History. Edinburgh: Floris Books.
|Graduate Attributes and Skills
||Research and Enquiry:
Be able to identify, define and analyse problems and identify or create processes to solve them.
Be able to exercise critical judgment in creating new understanding.
Be able to ask key questions and exercise rational enquiry.
Be able to critically assess existing understanding and the limitations of their own knowledge and recognise the need to regularly challenge all knowledge.
Recognise the importance of reflecting on their learning experiences and be aware of their own learning style.
Personal and Intellectual Autonomy:
Be open to new ideas, methods, and ways of thinking.
Be creative and imaginative thinkers.
Be independent learners who take responsibility for their own learning, and are committed to continuous reflection, self-evaluation and self-improvement.
Be able to make decisions on the basis of rigorous and independent thought, taking into account ethical and professional issues.

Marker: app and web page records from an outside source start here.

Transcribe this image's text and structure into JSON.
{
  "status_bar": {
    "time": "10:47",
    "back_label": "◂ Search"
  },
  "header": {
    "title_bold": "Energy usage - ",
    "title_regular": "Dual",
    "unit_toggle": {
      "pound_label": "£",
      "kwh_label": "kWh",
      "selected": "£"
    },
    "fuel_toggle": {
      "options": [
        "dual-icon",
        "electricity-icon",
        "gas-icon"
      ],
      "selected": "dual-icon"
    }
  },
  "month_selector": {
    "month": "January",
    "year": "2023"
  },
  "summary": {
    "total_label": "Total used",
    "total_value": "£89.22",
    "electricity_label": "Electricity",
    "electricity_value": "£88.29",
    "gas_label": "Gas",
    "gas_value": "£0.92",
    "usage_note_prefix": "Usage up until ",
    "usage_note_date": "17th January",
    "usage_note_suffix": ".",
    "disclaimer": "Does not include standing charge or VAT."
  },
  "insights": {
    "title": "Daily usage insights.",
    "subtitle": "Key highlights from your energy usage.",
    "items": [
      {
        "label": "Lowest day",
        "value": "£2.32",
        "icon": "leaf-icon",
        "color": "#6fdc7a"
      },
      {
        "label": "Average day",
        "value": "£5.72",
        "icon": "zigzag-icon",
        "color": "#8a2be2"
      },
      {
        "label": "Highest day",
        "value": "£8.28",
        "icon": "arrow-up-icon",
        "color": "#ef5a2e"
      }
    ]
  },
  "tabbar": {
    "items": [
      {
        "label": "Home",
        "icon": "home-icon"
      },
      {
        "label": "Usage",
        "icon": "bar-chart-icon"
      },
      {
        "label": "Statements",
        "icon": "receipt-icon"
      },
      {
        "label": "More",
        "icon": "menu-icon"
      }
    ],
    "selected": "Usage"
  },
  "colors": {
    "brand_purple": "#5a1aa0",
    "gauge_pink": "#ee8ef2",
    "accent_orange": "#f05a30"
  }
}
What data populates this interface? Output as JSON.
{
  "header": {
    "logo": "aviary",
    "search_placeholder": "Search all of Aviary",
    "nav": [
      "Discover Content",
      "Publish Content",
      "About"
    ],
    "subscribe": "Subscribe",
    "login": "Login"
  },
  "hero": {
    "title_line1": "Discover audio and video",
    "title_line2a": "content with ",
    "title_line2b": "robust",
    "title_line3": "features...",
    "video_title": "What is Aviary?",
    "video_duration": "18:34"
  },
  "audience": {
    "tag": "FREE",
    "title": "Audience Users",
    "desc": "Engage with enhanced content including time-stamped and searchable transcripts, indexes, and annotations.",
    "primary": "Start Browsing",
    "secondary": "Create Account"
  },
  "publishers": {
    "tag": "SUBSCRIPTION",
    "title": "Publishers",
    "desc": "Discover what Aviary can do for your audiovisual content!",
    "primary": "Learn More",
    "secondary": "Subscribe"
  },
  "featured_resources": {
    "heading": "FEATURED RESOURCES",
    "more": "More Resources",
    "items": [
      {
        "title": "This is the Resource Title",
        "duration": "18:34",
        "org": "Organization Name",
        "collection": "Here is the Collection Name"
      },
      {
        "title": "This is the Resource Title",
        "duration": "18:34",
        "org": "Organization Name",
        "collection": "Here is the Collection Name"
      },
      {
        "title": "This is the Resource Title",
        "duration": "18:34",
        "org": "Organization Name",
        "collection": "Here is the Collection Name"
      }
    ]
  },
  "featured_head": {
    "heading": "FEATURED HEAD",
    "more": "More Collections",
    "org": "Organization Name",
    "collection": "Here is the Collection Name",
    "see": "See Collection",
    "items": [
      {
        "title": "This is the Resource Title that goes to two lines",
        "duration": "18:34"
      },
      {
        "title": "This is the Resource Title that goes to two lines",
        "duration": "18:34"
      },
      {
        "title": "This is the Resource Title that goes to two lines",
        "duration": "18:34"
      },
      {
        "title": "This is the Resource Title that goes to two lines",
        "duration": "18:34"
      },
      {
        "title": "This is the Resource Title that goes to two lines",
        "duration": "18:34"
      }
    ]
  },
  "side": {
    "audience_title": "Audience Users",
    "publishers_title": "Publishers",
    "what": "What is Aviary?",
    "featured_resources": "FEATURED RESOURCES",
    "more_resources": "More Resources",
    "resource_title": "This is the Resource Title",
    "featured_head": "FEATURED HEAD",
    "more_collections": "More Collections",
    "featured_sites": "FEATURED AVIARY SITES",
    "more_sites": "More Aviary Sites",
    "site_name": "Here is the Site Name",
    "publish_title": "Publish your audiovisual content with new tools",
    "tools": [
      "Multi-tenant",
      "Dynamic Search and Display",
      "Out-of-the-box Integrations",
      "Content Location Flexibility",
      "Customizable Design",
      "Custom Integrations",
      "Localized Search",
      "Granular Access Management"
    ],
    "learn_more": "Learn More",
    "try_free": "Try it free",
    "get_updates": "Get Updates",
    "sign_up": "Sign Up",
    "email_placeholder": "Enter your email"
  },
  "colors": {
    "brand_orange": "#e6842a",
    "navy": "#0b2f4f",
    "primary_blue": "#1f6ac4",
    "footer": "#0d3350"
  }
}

Be able to use collaboration and discussion effectively to test, modify and strengthen their own views.
Be intellectually curious and able to sustain intellectual interest.
Be able to respond effectively to unfamiliar problems in unfamiliar contexts.
Have a personal vision and goals and be able to work towards these in a sustainable way.
Make effective use of oral, written and visual means to critique, negotiate, create and communicate understanding.
Use communication as a tool for collaborating and relating to others.
Further their own learning through effective use of the full range of communication approaches.
Seek and value open feedback to inform genuine self-awareness.
Use effective communication to articulate their skills as identified through self-reflection.
Appreciate and use talents constructively.
Be able to create and harness opportunities.
Be able to manage risk while initiating and managing change.
Be responsive to their changing surroundings, being both flexible and proactive.
Have the confidence to make decisions based on their understandings and their personal and intellectual autonomy.
Be able to flexibly transfer their knowledge, learning, skills and abilities from one context to another.
Be able to work effectively with others, capitalizing on their different thinking, experience and skills.
||University of Edinburgh students will not receive credit for this course
|Course organiser||Ms Christine Price
Tel: (0131 6)51 5097
|Course secretary||Miss Jennifer Tempski
Tel: (0131 6)51 4836